-- Opening Marker --

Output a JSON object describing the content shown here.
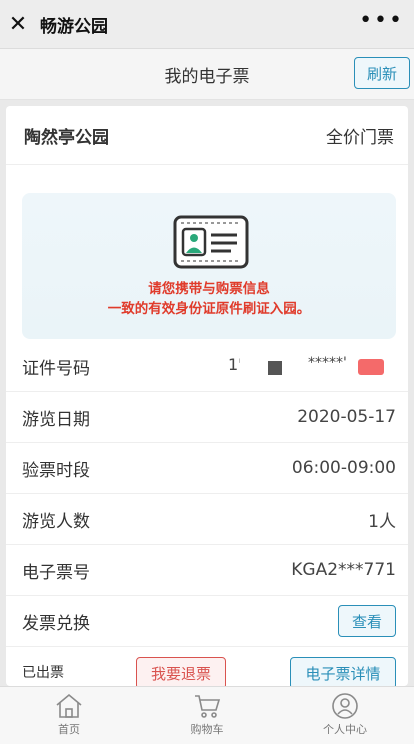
{
  "app": {
    "title": "畅游公园"
  },
  "subheader": {
    "title": "我的电子票",
    "refresh_label": "刷新"
  },
  "ticket": {
    "park_name": "陶然亭公园",
    "ticket_type": "全价门票",
    "notice_line1": "请您携带与购票信息",
    "notice_line2": "一致的有效身份证原件刷证入园。",
    "rows": {
      "id": {
        "label": "证件号码",
        "value_prefix": "1'",
        "value_masked": "*****'"
      },
      "date": {
        "label": "游览日期",
        "value": "2020-05-17"
      },
      "slot": {
        "label": "验票时段",
        "value": "06:00-09:00"
      },
      "count": {
        "label": "游览人数",
        "value": "1人"
      },
      "eticket": {
        "label": "电子票号",
        "value": "KGA2***771"
      },
      "invoice": {
        "label": "发票兑换",
        "button": "查看"
      }
    },
    "status": "已出票",
    "refund_label": "我要退票",
    "detail_label": "电子票详情"
  },
  "tabbar": [
    {
      "label": "首页",
      "icon": "home-icon"
    },
    {
      "label": "购物车",
      "icon": "cart-icon"
    },
    {
      "label": "个人中心",
      "icon": "user-icon"
    }
  ]
}
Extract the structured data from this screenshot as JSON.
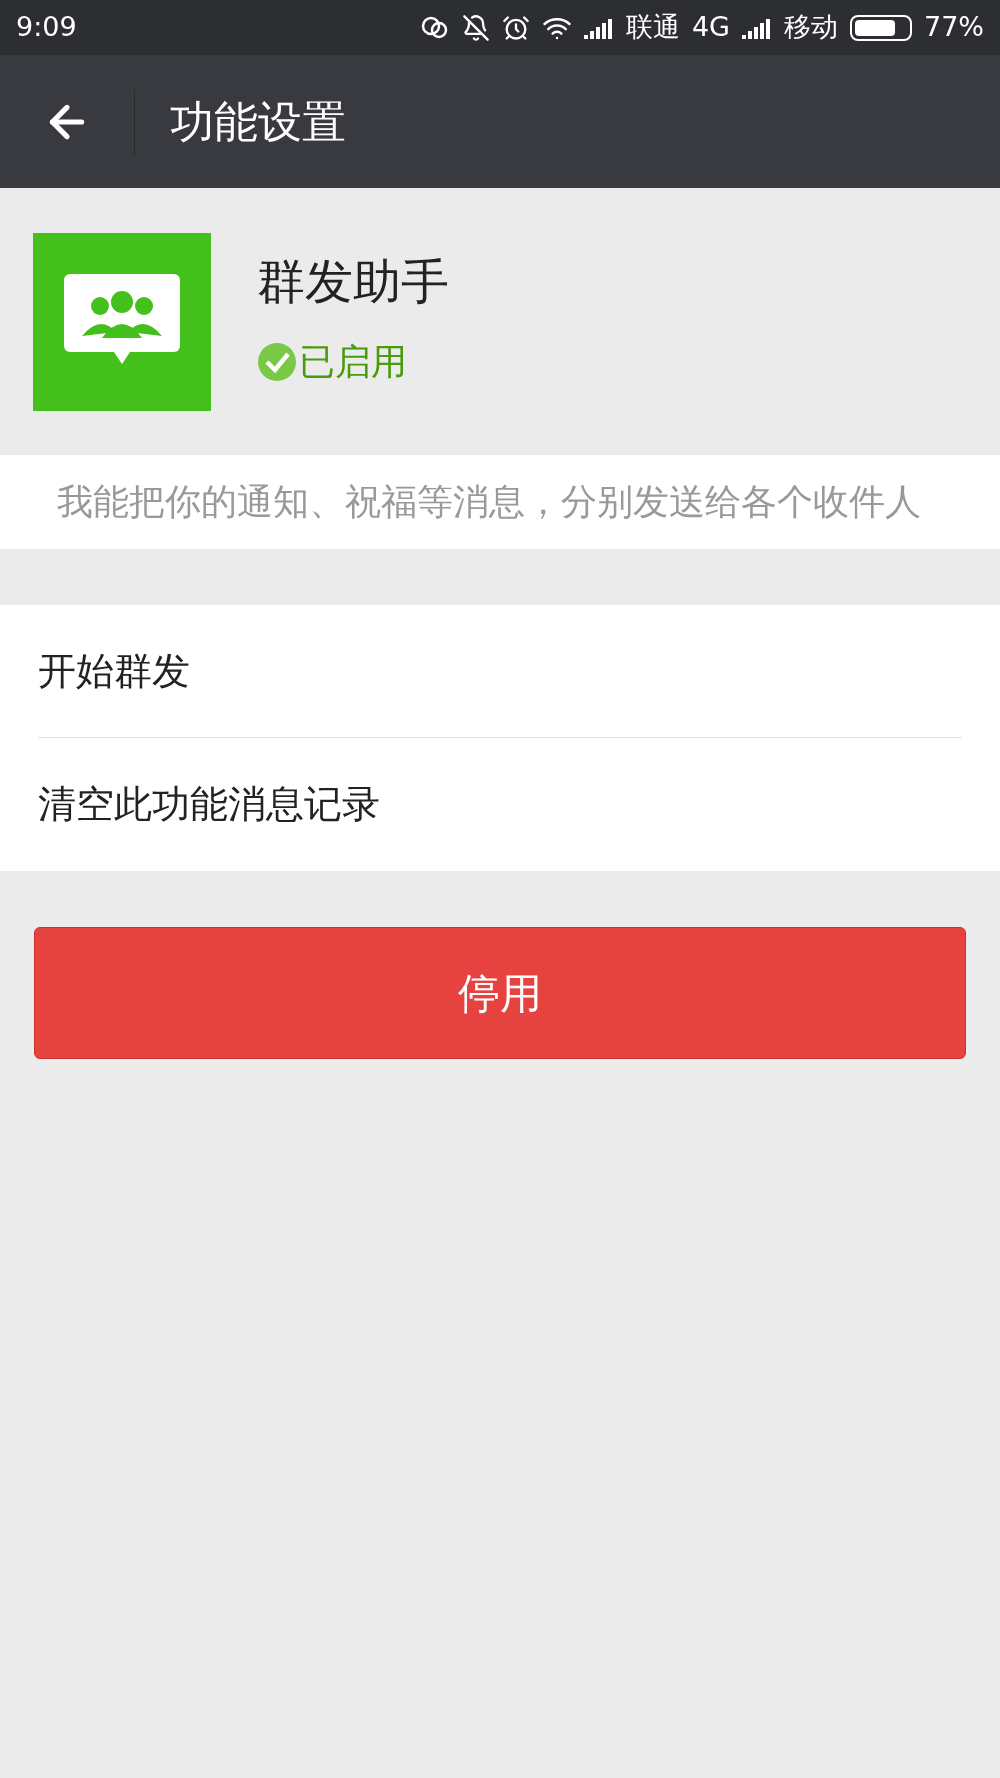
{
  "status_bar": {
    "time": "9:09",
    "carrier_1": "联通",
    "network_1": "4G",
    "carrier_2": "移动",
    "battery": "77%"
  },
  "top_bar": {
    "title": "功能设置"
  },
  "feature": {
    "name": "群发助手",
    "status": "已启用",
    "enabled": true
  },
  "description": "我能把你的通知、祝福等消息，分别发送给各个收件人",
  "menu_items": [
    {
      "label": "开始群发"
    },
    {
      "label": "清空此功能消息记录"
    }
  ],
  "button": {
    "label": "停用"
  }
}
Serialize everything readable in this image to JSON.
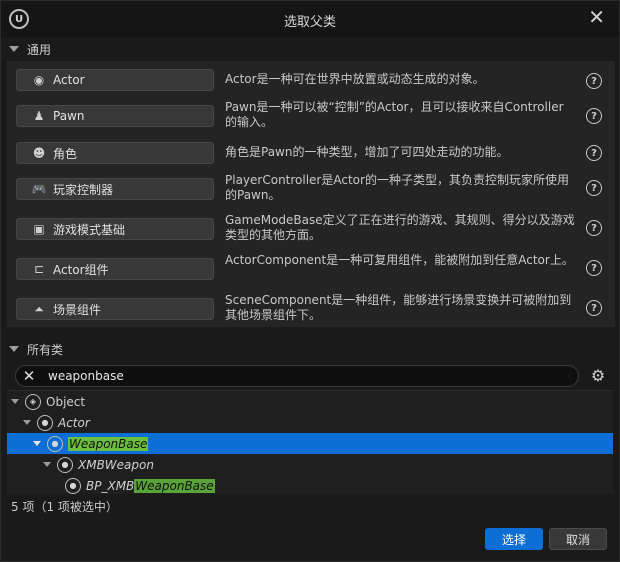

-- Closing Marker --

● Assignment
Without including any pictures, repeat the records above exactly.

● Expected answer
Output a JSON object describing the content shown here.
{
  "app": {
    "title": "畅游公园"
  },
  "subheader": {
    "title": "我的电子票",
    "refresh_label": "刷新"
  },
  "ticket": {
    "park_name": "陶然亭公园",
    "ticket_type": "全价门票",
    "notice_line1": "请您携带与购票信息",
    "notice_line2": "一致的有效身份证原件刷证入园。",
    "rows": {
      "id": {
        "label": "证件号码",
        "value_prefix": "1'",
        "value_masked": "*****'"
      },
      "date": {
        "label": "游览日期",
        "value": "2020-05-17"
      },
      "slot": {
        "label": "验票时段",
        "value": "06:00-09:00"
      },
      "count": {
        "label": "游览人数",
        "value": "1人"
      },
      "eticket": {
        "label": "电子票号",
        "value": "KGA2***771"
      },
      "invoice": {
        "label": "发票兑换",
        "button": "查看"
      }
    },
    "status": "已出票",
    "refund_label": "我要退票",
    "detail_label": "电子票详情"
  },
  "tabbar": [
    {
      "label": "首页",
      "icon": "home-icon"
    },
    {
      "label": "购物车",
      "icon": "cart-icon"
    },
    {
      "label": "个人中心",
      "icon": "user-icon"
    }
  ]
}
Extract the structured data from this screenshot as JSON.
{
  "status_bar": {
    "time": "9:09",
    "carrier_1": "联通",
    "network_1": "4G",
    "carrier_2": "移动",
    "battery": "77%"
  },
  "top_bar": {
    "title": "功能设置"
  },
  "feature": {
    "name": "群发助手",
    "status": "已启用",
    "enabled": true
  },
  "description": "我能把你的通知、祝福等消息，分别发送给各个收件人",
  "menu_items": [
    {
      "label": "开始群发"
    },
    {
      "label": "清空此功能消息记录"
    }
  ],
  "button": {
    "label": "停用"
  }
}
Serialize everything readable in this image to JSON.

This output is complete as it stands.